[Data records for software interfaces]
★ ★ ★ ★ ★ ★ ★
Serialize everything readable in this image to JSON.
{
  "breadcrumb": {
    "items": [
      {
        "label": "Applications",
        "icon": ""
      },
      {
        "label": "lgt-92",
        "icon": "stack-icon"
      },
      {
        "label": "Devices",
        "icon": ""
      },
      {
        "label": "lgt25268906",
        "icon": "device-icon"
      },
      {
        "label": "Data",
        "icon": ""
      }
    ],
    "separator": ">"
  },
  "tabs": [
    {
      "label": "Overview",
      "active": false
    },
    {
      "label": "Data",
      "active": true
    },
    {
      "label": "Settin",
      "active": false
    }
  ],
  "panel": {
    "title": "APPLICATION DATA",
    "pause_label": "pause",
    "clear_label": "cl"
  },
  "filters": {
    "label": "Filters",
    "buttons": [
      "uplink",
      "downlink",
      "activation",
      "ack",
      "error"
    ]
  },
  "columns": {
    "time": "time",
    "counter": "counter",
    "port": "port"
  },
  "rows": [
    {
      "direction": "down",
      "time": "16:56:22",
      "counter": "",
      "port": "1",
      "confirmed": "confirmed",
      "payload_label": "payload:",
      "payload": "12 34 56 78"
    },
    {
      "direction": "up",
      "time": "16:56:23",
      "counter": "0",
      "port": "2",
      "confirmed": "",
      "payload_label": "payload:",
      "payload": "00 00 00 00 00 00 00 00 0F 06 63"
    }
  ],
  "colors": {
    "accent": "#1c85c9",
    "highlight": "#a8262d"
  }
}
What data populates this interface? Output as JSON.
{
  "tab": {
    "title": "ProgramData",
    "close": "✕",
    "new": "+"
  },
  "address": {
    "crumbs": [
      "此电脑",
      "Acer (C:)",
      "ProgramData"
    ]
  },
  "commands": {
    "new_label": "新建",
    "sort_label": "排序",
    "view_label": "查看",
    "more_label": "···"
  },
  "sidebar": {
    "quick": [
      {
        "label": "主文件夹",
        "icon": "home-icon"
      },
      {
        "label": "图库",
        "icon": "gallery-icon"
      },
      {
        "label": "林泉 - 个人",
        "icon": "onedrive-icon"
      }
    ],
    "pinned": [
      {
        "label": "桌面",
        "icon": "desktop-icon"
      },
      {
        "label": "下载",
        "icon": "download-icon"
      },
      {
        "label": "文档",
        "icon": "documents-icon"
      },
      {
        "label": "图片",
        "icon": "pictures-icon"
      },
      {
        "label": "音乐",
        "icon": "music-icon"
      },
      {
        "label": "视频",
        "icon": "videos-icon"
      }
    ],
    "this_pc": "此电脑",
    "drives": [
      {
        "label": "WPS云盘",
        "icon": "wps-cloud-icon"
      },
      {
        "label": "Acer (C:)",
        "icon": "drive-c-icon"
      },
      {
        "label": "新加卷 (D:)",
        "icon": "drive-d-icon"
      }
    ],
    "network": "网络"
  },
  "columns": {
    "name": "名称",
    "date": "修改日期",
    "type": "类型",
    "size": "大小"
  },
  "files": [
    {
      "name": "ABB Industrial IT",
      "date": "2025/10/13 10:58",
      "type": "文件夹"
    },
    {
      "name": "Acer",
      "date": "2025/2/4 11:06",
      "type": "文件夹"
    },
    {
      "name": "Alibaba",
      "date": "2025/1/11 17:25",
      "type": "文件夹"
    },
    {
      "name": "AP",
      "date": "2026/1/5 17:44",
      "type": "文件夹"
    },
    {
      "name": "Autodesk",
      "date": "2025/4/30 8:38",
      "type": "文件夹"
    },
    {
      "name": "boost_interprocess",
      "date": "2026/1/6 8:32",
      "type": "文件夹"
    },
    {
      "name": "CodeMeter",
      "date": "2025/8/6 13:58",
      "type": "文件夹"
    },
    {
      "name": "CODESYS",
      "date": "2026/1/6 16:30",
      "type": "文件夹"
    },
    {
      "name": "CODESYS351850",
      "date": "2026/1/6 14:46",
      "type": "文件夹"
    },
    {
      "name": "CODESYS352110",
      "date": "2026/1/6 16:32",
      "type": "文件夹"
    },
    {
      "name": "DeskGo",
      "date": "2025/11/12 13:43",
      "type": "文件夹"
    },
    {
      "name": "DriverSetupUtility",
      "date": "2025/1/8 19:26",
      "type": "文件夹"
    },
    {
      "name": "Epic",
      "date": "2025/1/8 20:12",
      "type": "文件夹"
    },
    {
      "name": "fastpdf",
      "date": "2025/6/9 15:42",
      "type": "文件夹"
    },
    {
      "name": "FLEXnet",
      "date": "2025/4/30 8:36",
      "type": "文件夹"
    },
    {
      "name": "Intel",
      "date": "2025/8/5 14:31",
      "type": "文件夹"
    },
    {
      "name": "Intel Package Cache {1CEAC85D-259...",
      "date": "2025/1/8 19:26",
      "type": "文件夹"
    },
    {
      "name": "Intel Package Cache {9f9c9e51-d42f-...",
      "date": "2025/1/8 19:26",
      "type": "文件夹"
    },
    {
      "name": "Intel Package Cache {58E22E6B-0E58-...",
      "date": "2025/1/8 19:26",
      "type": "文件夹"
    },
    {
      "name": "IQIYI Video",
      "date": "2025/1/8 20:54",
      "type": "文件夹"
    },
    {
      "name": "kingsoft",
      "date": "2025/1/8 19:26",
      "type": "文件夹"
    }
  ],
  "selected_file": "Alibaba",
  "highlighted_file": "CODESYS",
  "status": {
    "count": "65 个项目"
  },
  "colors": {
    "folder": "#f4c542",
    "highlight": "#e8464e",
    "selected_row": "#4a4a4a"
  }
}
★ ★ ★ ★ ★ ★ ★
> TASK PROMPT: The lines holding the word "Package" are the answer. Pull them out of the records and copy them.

> RESPONSE BELOW:
      "name": "Intel Package Cache {1CEAC85D-259...",
      "name": "Intel Package Cache {9f9c9e51-d42f-...",
      "name": "Intel Package Cache {58E22E6B-0E58-...",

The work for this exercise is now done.